Goal of the exercise: Locate every line in the records below that contains the word "duration", and copy each one.
(Beginning of Data listing)
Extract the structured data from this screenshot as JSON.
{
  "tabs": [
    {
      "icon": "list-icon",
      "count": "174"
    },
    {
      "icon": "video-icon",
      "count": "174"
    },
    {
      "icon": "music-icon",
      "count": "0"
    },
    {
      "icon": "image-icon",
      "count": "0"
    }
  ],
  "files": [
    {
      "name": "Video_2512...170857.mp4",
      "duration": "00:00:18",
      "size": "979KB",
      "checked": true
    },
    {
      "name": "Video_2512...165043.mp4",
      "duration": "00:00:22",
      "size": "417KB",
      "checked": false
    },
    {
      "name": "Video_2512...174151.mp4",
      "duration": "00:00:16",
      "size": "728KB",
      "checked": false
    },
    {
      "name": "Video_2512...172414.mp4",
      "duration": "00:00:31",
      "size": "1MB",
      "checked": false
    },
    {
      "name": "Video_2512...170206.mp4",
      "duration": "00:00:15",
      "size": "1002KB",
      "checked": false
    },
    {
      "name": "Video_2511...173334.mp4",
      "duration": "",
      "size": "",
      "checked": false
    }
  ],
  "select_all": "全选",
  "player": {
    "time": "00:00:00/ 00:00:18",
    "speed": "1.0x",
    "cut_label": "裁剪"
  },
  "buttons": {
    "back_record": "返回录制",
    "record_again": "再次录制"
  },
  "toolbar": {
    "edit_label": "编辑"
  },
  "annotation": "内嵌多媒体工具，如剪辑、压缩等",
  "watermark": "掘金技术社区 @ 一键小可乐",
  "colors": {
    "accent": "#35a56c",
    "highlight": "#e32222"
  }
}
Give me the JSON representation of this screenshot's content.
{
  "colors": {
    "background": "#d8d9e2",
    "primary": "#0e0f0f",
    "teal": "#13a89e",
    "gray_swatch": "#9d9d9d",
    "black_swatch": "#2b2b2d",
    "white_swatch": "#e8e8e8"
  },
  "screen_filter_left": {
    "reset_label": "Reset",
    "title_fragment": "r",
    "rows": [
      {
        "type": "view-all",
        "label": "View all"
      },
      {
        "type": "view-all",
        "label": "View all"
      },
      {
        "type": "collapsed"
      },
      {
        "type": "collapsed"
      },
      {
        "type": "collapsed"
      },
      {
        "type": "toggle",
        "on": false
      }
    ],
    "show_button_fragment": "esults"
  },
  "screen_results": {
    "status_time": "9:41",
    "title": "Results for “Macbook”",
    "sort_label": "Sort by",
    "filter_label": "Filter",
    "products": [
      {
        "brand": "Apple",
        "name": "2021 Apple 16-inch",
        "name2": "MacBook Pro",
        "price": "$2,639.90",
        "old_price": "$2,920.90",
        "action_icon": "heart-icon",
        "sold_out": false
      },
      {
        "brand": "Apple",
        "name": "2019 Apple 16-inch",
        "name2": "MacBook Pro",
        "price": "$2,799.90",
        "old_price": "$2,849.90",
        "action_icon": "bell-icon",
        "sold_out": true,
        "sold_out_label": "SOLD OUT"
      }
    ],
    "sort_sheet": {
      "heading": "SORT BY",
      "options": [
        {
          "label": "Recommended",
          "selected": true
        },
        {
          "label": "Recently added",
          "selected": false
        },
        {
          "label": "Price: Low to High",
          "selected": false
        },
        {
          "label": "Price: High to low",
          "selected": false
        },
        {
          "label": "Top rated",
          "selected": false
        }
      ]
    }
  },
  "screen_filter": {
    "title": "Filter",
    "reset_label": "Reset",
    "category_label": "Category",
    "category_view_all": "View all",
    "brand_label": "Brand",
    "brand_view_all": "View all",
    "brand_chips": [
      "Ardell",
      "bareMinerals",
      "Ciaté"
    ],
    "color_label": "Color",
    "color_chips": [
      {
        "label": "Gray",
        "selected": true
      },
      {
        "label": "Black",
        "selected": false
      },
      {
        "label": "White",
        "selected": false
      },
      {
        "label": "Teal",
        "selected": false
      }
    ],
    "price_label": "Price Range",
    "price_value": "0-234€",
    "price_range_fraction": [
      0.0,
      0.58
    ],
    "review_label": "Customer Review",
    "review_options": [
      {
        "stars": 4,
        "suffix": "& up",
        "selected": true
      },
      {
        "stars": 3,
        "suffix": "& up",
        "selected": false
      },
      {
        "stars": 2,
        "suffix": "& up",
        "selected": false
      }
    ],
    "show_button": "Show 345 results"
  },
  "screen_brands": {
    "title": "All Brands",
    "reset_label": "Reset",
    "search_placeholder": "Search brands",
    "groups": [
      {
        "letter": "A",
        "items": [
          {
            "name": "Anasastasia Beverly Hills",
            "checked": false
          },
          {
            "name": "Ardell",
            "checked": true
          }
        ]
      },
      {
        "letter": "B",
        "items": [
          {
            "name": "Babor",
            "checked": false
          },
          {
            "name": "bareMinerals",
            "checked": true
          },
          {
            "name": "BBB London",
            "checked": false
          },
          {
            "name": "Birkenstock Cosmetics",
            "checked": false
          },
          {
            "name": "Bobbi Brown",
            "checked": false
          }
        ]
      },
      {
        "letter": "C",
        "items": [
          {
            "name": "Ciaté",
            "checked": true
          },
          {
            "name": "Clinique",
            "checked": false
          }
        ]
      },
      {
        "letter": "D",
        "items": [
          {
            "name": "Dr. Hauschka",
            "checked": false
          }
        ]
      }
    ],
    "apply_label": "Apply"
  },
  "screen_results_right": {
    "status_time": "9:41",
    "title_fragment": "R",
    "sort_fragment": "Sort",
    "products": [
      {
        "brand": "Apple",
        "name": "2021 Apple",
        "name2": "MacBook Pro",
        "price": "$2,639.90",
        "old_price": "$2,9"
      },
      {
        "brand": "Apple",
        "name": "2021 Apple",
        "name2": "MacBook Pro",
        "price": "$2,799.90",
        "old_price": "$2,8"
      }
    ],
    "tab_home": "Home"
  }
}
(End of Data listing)
Completed task:
      "duration": "00:00:18",
      "duration": "00:00:22",
      "duration": "00:00:16",
      "duration": "00:00:31",
      "duration": "00:00:15",
      "duration": "",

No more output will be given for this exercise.